By August 27, 2018 August 26th, 2019 No Comments

At Reflexion Health, we’re proud to be a leader in virtual physical therapy rehabilitation solutions. And we couldn’t do it without our FDA-cleared Virtual Exercise Rehabilitation Assistant (VERA®) platform — or Vera, as we call her.

A lifelike PT assistant who walks patients through the form and pace for their exercises, Vera is the centerpiece of our virtual PT platform. Engaging and responsive, she’s one of the reasons why researchers from a major medical center found our platform to offer “the advantage of cost savings, convenience, at-home monitoring, and coordination of care, all of which are geared to improve adherence and overall patient satisfaction.”1

But Vera wouldn’t exist without the hard work of our world-class development team. In this series, we’re lifting the veil on these essential but behind-the-scenes members of our virtual PT team. In this post, Senior Software Engineer Michael Graessle discusses the unique challenges that came along with our goal of providing Vera with world-class animation — and how those challenges were overcome to bring Vera to life.

Animating the ‘Face’ of Reflexion Health

We needed a way to easily and effectively create animations for Vera’s face so she could talk along with the audio that we’d recorded. There are hundreds of things that Vera can say, so we needed to find a process to sync up audio with the face movements without having to touch up the animation or create it by hand — an expensive and time-consuming process

Hand animation is a wonderful art, but it wouldn’t have been the right approach for Vera. The face is a complex thing to animate by hand, or any other way. Consider all the parts that need to be animated on the face — the lips, tongue, eyes, eyebrows, cheeks, and so on — and then consider that each of these features needs to have unique, lifelike qualifies.

Since they are automated, we only needed to create one piece of animation that contained the necessary phonemes, then match each up with a corresponding facial expression from Vera. In this way, the software learned the definition of what Vera’s facial expression would look like when she said a diverse range of sounds.

Once hit upon, our process for creating Vera’s animation — and especially her facial expressions — made it possible for Vera to come to life as an engaging avatar that patients find interactive and even fun, without bogging down our small startup organization with unrealistic manpower hours.

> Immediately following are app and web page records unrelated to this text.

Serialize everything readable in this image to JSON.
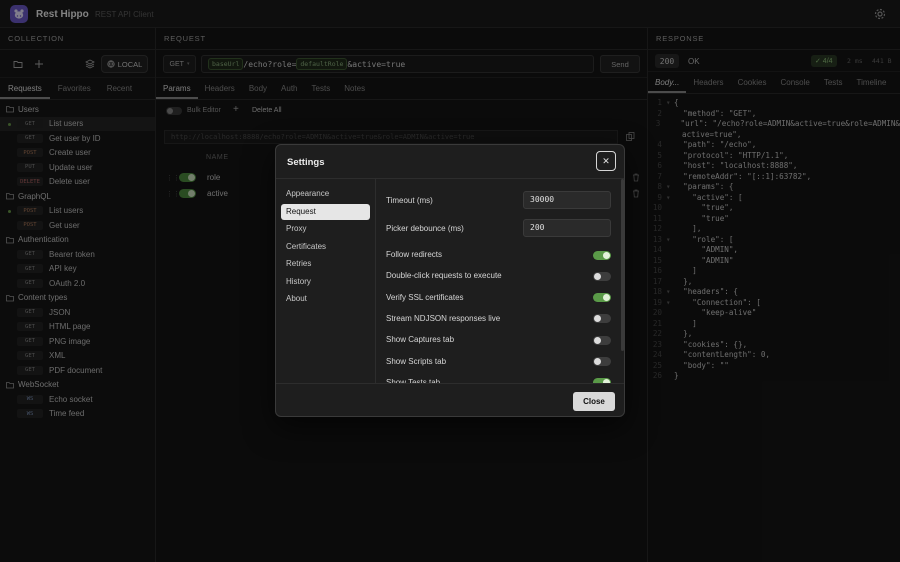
{
  "app": {
    "title": "Rest Hippo",
    "subtitle": "REST API Client"
  },
  "collection": {
    "heading": "COLLECTION",
    "env_label": "LOCAL",
    "tabs": [
      "Requests",
      "Favorites",
      "Recent"
    ],
    "tree": [
      {
        "type": "folder",
        "name": "Users"
      },
      {
        "type": "req",
        "method": "GET",
        "name": "List users",
        "selected": true
      },
      {
        "type": "req",
        "method": "GET",
        "name": "Get user by ID"
      },
      {
        "type": "req",
        "method": "POST",
        "name": "Create user"
      },
      {
        "type": "req",
        "method": "PUT",
        "name": "Update user"
      },
      {
        "type": "req",
        "method": "DELETE",
        "name": "Delete user"
      },
      {
        "type": "folder",
        "name": "GraphQL"
      },
      {
        "type": "req",
        "method": "POST",
        "name": "List users",
        "dot": true
      },
      {
        "type": "req",
        "method": "POST",
        "name": "Get user"
      },
      {
        "type": "folder",
        "name": "Authentication"
      },
      {
        "type": "req",
        "method": "GET",
        "name": "Bearer token"
      },
      {
        "type": "req",
        "method": "GET",
        "name": "API key"
      },
      {
        "type": "req",
        "method": "GET",
        "name": "OAuth 2.0"
      },
      {
        "type": "folder",
        "name": "Content types"
      },
      {
        "type": "req",
        "method": "GET",
        "name": "JSON"
      },
      {
        "type": "req",
        "method": "GET",
        "name": "HTML page"
      },
      {
        "type": "req",
        "method": "GET",
        "name": "PNG image"
      },
      {
        "type": "req",
        "method": "GET",
        "name": "XML"
      },
      {
        "type": "req",
        "method": "GET",
        "name": "PDF document"
      },
      {
        "type": "folder",
        "name": "WebSocket"
      },
      {
        "type": "req",
        "method": "WS",
        "name": "Echo socket"
      },
      {
        "type": "req",
        "method": "WS",
        "name": "Time feed"
      }
    ]
  },
  "request": {
    "heading": "REQUEST",
    "method": "GET",
    "url_var1": "baseUrl",
    "url_mid": "/echo?role=",
    "url_var2": "defaultRole",
    "url_tail": "&active=true",
    "send_label": "Send",
    "tabs": [
      "Params",
      "Headers",
      "Body",
      "Auth",
      "Tests",
      "Notes"
    ],
    "bulk_editor_label": "Bulk Editor",
    "delete_all_label": "Delete All",
    "preview_url": "http://localhost:8888/echo?role=ADMIN&active=true&role=ADMIN&active=true",
    "param_header": "NAME",
    "params": [
      "role",
      "active"
    ]
  },
  "response": {
    "heading": "RESPONSE",
    "status_code": "200",
    "status_text": "OK",
    "tests": "✓ 4/4",
    "time": "2 ms",
    "size": "441 B",
    "tabs": [
      "Body...",
      "Headers",
      "Cookies",
      "Console",
      "Tests",
      "Timeline"
    ],
    "body_lines": [
      {
        "n": "1",
        "f": "▾",
        "t": "{"
      },
      {
        "n": "2",
        "f": "",
        "t": "  \"method\": \"GET\","
      },
      {
        "n": "3",
        "f": "",
        "t": "  \"url\": \"/echo?role=ADMIN&active=true&role=ADMIN&"
      },
      {
        "n": "",
        "f": "",
        "t": "active=true\","
      },
      {
        "n": "4",
        "f": "",
        "t": "  \"path\": \"/echo\","
      },
      {
        "n": "5",
        "f": "",
        "t": "  \"protocol\": \"HTTP/1.1\","
      },
      {
        "n": "6",
        "f": "",
        "t": "  \"host\": \"localhost:8888\","
      },
      {
        "n": "7",
        "f": "",
        "t": "  \"remoteAddr\": \"[::1]:63782\","
      },
      {
        "n": "8",
        "f": "▾",
        "t": "  \"params\": {"
      },
      {
        "n": "9",
        "f": "▾",
        "t": "    \"active\": ["
      },
      {
        "n": "10",
        "f": "",
        "t": "      \"true\","
      },
      {
        "n": "11",
        "f": "",
        "t": "      \"true\""
      },
      {
        "n": "12",
        "f": "",
        "t": "    ],"
      },
      {
        "n": "13",
        "f": "▾",
        "t": "    \"role\": ["
      },
      {
        "n": "14",
        "f": "",
        "t": "      \"ADMIN\","
      },
      {
        "n": "15",
        "f": "",
        "t": "      \"ADMIN\""
      },
      {
        "n": "16",
        "f": "",
        "t": "    ]"
      },
      {
        "n": "17",
        "f": "",
        "t": "  },"
      },
      {
        "n": "18",
        "f": "▾",
        "t": "  \"headers\": {"
      },
      {
        "n": "19",
        "f": "▾",
        "t": "    \"Connection\": ["
      },
      {
        "n": "20",
        "f": "",
        "t": "      \"keep-alive\""
      },
      {
        "n": "21",
        "f": "",
        "t": "    ]"
      },
      {
        "n": "22",
        "f": "",
        "t": "  },"
      },
      {
        "n": "23",
        "f": "",
        "t": "  \"cookies\": {},"
      },
      {
        "n": "24",
        "f": "",
        "t": "  \"contentLength\": 0,"
      },
      {
        "n": "25",
        "f": "",
        "t": "  \"body\": \"\""
      },
      {
        "n": "26",
        "f": "",
        "t": "}"
      }
    ]
  },
  "settings": {
    "title": "Settings",
    "nav": [
      "Appearance",
      "Request",
      "Proxy",
      "Certificates",
      "Retries",
      "History",
      "About"
    ],
    "active_nav": "Request",
    "timeout_label": "Timeout (ms)",
    "timeout_value": "30000",
    "debounce_label": "Picker debounce (ms)",
    "debounce_value": "200",
    "toggles": [
      {
        "label": "Follow redirects",
        "on": true
      },
      {
        "label": "Double-click requests to execute",
        "on": false
      },
      {
        "label": "Verify SSL certificates",
        "on": true
      },
      {
        "label": "Stream NDJSON responses live",
        "on": false
      },
      {
        "label": "Show Captures tab",
        "on": false
      },
      {
        "label": "Show Scripts tab",
        "on": false
      },
      {
        "label": "Show Tests tab",
        "on": true
      }
    ],
    "close_label": "Close"
  }
}
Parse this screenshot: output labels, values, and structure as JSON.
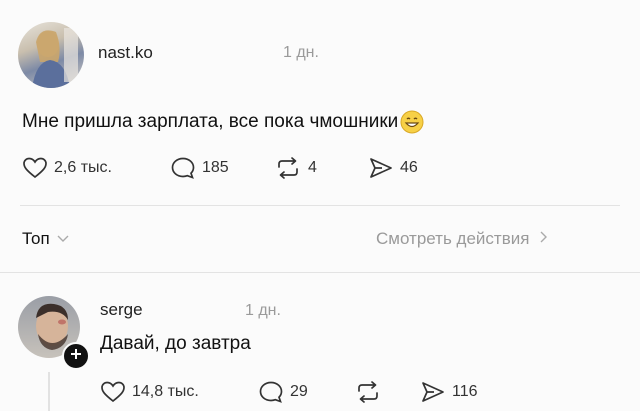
{
  "post": {
    "username": "nast.ko",
    "time": "1 дн.",
    "text": "Мне пришла зарплата, все пока чмошники",
    "emoji": "😁",
    "likes": "2,6 тыс.",
    "comments": "185",
    "reposts": "4",
    "shares": "46"
  },
  "filter": {
    "sort_label": "Топ",
    "view_activity_label": "Смотреть действия"
  },
  "reply": {
    "username": "serge",
    "time": "1 дн.",
    "text": "Давай, до завтра",
    "likes": "14,8 тыс.",
    "comments": "29",
    "shares": "116"
  },
  "icons": {
    "like": "heart-icon",
    "comment": "comment-icon",
    "repost": "repost-icon",
    "share": "send-icon",
    "follow": "plus-icon",
    "sort_dropdown": "chevron-down-icon",
    "view_activity": "chevron-right-icon"
  },
  "colors": {
    "background": "#fbfbfb",
    "text": "#111111",
    "muted": "#9a9a9a",
    "divider": "#e3e3e3",
    "follow_badge": "#111111"
  }
}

With this innovation in place, we now have the ability to process a large number of facial animations for Vera very rapidly, allowing us to add new things Vera can say in the future as well. And we’re also free to move on to other challenges — which can be an unending list for healthcare tech startups (and the DevOps engineers who work for them).

Michael Graessle is a Senior Software Engineer for Reflexion Health.

Sources

1 Chughtai et al. The Role of Virtual Rehabilitation in Total and Unicompartmental Knee Arthroplasty. J Knee Surg. 2018 Mar 16. doi: 10.1055/s-0038-1637018. [Epub ahead of print]